Andre Norton, |
Three Hands for Scorpio
The Earl of Verset, Desmond Scorpy, is one of the warders of the border between the nations of Alsonia and Gurlyon. Scorpy has three daughters, triplets born not only with magical Talent, but with a special mind-bond. Tamara, Sabina and Drucilla have lived all their lives at the Scorpy seat of Grosper, trained in their Talent by their mother and their formidable nurse. Now of marriageable age, they have grown sure of themselves and their Talent, so it comes as something of a shock when they are yanked, bespelled and unable to resist, from their beds and dragged off at the behest of a Gurly lordling who found Tamara attractive.
When the lordling fails to make his appointed rendezvous, the outlaws who snatched the triplets dump them into the underground land of the Dismals, a lost land from which no surface dweller has ever returned. Can the Talented girls survive the unknown dangers of the Dismals and find their way back to the surface?
Three Hands for Scorpio is a very confusing book. The Scorpy sisters take turns as first-person narrators, but there are such slight differences between the three characters as to make it impossible to keep track of which sister is speaking.
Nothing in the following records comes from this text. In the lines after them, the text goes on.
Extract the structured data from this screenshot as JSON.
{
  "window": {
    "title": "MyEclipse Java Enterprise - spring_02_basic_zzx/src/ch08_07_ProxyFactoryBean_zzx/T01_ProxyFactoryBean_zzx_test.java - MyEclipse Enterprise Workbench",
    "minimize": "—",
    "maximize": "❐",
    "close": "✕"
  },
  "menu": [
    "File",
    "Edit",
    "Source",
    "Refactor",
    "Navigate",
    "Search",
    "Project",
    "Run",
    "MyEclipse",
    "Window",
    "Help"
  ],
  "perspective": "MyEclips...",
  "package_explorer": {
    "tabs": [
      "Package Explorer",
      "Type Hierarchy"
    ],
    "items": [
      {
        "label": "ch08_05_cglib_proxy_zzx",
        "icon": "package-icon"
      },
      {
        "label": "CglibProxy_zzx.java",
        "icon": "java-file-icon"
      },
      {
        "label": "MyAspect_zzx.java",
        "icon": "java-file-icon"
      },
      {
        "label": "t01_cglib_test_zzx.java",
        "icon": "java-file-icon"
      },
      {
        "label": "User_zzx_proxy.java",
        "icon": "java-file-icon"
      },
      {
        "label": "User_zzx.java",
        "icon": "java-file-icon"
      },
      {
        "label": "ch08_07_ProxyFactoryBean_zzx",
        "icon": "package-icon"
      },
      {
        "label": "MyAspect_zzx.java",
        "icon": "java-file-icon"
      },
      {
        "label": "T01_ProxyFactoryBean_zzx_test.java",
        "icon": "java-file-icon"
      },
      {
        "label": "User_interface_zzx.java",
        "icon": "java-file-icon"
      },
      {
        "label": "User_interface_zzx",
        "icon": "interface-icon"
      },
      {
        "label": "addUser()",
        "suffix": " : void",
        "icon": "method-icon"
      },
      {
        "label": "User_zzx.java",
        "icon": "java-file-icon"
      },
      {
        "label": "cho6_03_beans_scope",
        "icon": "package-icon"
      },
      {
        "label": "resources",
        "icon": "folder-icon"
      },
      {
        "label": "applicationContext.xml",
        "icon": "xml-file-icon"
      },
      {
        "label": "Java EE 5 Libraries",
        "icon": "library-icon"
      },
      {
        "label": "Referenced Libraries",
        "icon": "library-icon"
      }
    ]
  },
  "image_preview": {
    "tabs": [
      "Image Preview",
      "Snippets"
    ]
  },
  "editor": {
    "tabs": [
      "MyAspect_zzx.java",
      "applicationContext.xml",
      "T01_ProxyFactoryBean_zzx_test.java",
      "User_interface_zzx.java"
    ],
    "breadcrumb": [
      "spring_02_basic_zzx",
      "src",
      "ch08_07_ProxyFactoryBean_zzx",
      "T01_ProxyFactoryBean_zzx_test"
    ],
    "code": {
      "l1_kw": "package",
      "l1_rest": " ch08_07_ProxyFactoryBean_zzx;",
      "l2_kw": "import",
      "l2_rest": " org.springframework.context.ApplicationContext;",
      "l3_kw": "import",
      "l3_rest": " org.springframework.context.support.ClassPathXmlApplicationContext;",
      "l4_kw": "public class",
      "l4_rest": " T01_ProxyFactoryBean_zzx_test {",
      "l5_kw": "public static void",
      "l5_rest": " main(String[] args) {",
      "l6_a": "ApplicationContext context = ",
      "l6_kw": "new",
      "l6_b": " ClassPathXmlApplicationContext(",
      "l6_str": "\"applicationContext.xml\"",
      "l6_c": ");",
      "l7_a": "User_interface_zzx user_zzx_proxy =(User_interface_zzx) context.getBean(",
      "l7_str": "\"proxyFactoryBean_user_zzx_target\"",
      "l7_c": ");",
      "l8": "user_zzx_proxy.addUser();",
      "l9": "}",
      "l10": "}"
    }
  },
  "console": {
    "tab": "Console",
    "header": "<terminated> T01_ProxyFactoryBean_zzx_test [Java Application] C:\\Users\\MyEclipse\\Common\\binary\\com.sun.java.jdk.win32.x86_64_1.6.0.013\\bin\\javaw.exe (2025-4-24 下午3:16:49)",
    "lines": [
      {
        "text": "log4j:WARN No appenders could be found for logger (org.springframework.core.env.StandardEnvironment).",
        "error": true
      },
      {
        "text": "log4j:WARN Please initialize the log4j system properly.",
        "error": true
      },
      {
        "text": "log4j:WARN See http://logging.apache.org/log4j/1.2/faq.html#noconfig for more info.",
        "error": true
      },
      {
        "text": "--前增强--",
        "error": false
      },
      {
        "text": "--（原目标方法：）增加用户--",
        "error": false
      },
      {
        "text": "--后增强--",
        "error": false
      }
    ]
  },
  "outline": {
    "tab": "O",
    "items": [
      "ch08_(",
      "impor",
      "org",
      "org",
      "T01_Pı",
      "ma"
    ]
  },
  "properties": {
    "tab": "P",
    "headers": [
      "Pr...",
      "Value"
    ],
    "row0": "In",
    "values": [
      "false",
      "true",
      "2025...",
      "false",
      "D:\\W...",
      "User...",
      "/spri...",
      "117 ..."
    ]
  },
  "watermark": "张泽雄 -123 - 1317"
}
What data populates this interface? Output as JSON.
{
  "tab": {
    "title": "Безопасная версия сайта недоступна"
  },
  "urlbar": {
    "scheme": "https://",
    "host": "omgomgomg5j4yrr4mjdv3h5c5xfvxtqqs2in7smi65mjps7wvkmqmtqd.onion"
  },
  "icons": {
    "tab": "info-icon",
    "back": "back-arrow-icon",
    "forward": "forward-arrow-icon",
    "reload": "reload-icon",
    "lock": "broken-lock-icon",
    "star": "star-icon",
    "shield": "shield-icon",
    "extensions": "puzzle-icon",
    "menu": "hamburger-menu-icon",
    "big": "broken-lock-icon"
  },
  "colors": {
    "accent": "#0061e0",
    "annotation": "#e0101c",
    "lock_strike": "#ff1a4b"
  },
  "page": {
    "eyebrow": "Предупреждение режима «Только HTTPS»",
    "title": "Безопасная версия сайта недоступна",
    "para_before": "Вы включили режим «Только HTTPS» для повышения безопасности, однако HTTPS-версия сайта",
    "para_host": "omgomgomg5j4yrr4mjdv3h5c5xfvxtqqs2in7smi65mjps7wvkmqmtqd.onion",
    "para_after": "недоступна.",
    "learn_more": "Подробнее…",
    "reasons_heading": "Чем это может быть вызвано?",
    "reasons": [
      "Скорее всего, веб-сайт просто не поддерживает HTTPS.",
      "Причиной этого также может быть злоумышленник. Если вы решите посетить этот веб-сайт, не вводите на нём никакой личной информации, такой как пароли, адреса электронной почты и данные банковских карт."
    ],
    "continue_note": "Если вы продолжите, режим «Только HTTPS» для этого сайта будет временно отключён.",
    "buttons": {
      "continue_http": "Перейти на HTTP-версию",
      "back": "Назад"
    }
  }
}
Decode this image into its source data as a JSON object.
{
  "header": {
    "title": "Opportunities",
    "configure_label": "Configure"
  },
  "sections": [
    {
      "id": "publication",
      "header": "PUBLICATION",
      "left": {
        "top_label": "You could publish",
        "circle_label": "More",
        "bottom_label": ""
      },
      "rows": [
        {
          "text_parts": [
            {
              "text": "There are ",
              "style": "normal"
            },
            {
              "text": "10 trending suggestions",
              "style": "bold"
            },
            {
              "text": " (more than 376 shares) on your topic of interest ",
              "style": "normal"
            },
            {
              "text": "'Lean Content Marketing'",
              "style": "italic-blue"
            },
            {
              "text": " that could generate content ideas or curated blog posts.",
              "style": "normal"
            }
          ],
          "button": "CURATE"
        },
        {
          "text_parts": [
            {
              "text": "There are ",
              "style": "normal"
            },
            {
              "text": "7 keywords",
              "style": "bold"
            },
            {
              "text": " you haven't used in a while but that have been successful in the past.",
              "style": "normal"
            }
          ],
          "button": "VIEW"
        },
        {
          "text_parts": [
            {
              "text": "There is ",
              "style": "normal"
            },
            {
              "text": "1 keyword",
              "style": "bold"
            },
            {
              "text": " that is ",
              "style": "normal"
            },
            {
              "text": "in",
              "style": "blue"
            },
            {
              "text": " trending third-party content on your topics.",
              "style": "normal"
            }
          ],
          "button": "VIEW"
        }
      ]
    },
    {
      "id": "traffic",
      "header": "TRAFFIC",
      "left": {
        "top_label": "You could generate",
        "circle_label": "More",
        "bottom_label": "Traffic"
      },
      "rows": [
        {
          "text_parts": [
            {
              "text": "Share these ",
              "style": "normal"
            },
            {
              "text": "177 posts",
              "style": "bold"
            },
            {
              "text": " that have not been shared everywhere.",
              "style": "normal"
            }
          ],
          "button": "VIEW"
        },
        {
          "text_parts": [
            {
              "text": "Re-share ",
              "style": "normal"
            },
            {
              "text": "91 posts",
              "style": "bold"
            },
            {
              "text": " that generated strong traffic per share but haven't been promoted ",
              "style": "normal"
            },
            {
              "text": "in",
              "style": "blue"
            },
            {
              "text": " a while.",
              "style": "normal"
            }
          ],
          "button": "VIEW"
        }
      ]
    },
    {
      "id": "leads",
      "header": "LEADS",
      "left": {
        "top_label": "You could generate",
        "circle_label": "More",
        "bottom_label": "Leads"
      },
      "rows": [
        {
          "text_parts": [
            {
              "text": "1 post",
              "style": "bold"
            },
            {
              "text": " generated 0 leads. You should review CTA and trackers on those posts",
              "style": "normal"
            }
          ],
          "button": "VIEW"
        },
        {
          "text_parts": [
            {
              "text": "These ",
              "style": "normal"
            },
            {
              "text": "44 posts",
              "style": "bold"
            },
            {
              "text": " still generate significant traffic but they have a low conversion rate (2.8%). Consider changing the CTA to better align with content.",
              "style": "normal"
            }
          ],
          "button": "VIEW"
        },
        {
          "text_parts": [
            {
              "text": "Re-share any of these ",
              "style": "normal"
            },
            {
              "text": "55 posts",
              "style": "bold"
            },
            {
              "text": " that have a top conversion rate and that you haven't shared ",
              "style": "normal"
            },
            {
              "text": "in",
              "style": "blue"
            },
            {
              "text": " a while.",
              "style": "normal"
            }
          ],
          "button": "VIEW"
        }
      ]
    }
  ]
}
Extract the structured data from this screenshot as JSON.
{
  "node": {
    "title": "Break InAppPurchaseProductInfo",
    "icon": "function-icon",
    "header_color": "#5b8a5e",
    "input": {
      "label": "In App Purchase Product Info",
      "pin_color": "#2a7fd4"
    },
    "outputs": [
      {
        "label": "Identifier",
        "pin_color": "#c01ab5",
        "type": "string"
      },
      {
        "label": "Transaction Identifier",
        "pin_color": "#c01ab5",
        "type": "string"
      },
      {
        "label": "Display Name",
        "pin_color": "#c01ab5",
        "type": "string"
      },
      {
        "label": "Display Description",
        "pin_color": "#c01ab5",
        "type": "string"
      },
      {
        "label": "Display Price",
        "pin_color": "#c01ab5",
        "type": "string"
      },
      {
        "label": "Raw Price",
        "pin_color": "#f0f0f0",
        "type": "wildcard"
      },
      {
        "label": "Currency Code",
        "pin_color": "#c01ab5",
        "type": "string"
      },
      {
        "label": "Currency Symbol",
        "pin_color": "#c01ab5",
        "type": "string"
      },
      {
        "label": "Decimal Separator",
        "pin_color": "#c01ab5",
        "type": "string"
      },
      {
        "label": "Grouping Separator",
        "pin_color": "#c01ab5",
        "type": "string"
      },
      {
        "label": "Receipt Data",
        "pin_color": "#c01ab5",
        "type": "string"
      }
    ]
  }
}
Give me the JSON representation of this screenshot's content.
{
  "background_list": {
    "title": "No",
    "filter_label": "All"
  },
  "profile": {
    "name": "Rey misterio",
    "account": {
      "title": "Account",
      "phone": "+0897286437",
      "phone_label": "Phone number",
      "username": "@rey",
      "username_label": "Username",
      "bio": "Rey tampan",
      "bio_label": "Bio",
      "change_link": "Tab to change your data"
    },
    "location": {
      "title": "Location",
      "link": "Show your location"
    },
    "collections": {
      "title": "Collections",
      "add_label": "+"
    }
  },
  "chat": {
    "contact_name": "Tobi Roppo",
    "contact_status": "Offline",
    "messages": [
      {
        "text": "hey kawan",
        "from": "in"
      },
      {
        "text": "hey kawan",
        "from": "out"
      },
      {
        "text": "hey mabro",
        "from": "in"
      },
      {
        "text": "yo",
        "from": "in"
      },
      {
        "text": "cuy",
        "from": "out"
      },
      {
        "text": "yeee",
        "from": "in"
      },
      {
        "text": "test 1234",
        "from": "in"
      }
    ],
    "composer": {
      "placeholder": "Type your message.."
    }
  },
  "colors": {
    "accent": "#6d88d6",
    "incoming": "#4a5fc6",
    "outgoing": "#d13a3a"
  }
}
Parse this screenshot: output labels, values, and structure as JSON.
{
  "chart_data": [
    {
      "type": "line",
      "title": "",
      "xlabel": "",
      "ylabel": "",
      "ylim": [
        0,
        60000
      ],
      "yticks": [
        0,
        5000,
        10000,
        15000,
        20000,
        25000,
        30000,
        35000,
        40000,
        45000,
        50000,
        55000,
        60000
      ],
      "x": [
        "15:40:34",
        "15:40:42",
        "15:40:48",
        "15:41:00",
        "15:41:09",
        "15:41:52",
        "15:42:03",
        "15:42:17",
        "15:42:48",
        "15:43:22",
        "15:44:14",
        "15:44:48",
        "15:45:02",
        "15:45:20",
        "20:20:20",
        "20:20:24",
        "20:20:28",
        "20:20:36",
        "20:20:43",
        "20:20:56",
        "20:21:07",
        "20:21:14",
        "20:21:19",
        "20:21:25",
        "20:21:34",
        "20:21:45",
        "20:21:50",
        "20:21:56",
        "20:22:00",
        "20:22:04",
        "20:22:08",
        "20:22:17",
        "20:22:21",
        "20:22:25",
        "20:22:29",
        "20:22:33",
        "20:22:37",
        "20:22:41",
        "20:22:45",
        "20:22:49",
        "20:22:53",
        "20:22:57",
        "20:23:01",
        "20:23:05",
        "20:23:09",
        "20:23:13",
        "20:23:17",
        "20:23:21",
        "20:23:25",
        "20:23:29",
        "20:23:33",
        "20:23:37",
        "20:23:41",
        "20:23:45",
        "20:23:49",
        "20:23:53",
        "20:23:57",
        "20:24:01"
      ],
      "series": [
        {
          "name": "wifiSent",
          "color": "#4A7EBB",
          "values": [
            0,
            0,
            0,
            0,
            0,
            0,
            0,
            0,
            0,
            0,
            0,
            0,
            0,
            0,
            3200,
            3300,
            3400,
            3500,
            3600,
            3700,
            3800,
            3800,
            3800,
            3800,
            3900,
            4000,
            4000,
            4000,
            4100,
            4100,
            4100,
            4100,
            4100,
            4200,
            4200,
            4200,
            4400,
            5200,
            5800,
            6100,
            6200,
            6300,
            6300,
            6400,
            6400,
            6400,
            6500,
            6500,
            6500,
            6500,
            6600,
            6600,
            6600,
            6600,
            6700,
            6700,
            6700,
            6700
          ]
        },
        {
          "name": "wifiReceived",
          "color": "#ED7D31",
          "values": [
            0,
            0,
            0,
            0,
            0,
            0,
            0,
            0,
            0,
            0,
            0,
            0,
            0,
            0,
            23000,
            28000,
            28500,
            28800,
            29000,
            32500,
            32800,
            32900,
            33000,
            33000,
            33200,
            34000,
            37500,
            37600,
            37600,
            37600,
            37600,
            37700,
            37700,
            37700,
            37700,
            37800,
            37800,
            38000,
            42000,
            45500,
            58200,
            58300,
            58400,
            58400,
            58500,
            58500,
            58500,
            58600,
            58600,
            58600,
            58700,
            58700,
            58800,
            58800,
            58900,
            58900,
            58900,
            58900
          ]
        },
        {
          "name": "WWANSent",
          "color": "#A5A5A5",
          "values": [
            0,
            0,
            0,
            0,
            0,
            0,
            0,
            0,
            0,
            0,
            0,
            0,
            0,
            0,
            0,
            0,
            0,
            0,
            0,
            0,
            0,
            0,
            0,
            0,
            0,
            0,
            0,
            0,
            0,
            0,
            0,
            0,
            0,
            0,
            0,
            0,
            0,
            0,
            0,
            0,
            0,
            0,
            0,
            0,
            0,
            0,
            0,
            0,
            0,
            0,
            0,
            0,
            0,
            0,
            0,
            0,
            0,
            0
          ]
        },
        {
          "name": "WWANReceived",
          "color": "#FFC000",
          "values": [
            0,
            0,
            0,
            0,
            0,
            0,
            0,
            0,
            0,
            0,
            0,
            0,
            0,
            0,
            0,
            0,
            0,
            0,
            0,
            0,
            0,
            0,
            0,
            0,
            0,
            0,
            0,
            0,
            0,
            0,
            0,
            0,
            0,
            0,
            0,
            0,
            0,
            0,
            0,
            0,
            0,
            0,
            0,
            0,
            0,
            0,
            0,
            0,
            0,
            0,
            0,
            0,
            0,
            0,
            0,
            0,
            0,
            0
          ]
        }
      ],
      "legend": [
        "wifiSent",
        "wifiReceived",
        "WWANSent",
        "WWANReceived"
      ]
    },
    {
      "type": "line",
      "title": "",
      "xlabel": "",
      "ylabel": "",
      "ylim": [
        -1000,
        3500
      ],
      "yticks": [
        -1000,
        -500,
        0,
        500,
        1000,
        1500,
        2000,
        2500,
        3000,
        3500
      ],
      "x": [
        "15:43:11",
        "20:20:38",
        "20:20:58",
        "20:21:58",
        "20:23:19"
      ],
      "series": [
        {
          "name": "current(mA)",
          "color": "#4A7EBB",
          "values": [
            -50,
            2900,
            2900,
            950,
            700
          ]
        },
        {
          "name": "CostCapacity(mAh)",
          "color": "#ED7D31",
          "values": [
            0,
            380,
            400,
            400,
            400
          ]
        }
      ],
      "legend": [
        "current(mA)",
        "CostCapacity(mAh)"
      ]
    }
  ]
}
Very early in the book, Tamara points out that the sisters often think and act as one person. They might better have been written that way, too. While an interesting device, replacing a single main character with triplets does not work here.
The triplets are supposed to be politically astute, but very little exploration is done of what is going on in the wider world, especially with the side plot of a new breed of priests spreading misogyny. The Northern lordling that precipitated the trip to the Dismals is never seen or mentioned again, a loose thread it would have been simple enough to tie up. Although the triplets perform a number of heroic actions, very few are at their own instigation. Too many of their actions are the result of possession or outside suggestion. Although they do apparently grow more powerful, they don't really grow.
In the end, Three Hands for Scorpio is a disappointment. Norton demonstrated long ago that she could do far better.
by Laurie Thayer